New Residential: Peninsula Neighborhood, Iowa City – Peninsula Neighborhood Development Corp.
The Peninsula Neighborhood is mix of home types similar to the historic neighborhoods of cities in the Mississippi River region of the upper Midwest. Like those historic places we admire, this neighborhood is a walkable place with a mixture of home types and historic styles within a 5 minute or so walk of places to shop, work, and recreate. Townhouses, single family homes, condominium flats, and flex homes (live over the store/office) create a rich visual environment while providing elegant places to live for people with a variety of household sizes and lifestyles.
The streets are narrower than most new suburban streets and lined with sidewalks and street trees. This slows automobiles down and makes streets easier to walk across. Sidewalks and street trees provide walkers with a safe, sheltered and beautiful path away from automobile traffic.
Renovated Residential: Van Allen Building , Clinton – InVision Architecture
Vacant for several years and later placed on the National Register of Historic Places; this building was noticed by a not-for-profit developer interested in affordable housing. The plan was to maintain a retail commitment on the ground floor and convert the upper floors into mixed-income housing. Nineteen units were designed occupying the upper three floors of open plan formerly used as retail space.
The building was renovated in a historically appropriate manner. It retains its original hardwood floors, window openings, and trim, and is decorated using many of the original paint colors.
New Commercial/Civic: America ’s River Project, Dubuque – City of Dubuque
America’s River at the Port of Dubuque is a major tourism and cultural attraction that nestles next to the Mississippi River and is thoroughly integrated with historic downtown Dubuque.
Renovated Commercial/Civic: Strand Theater, Grinnell – Jim Ramsey, Strand
Originally built in 1916, the single-screen theater closed in 2002 and the operators suggested it might be economically desirable to build a multiplex on the edge of town, allowing for more parking than the downtown had to offer. A group of local investors (Strand LLC) were gifted the theater by its owners, as well as an adjacent building shell (no roof following a 1998 snowstorm). They committed to creating a three-plex on the site of the theater plus the adjacent lot. A local fundraising campaign generated $100,000 to restore the old 1916 facade. The total project exceeded $1.5 million.

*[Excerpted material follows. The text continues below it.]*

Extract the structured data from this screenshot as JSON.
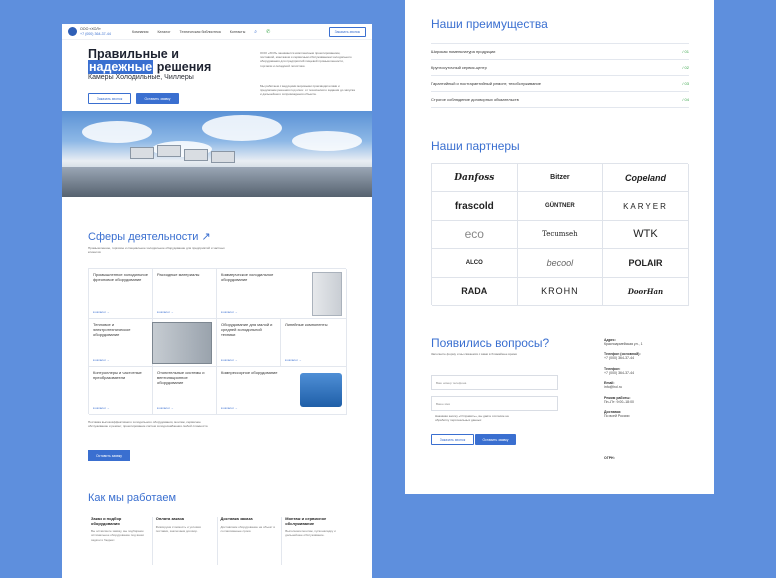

The building is a beautiful testament to Grinnell’s commitment to maintaining its historic downtown and making efficient use of its existing infrastructure. The renovation is a delightful integration of historic elements with modern technology.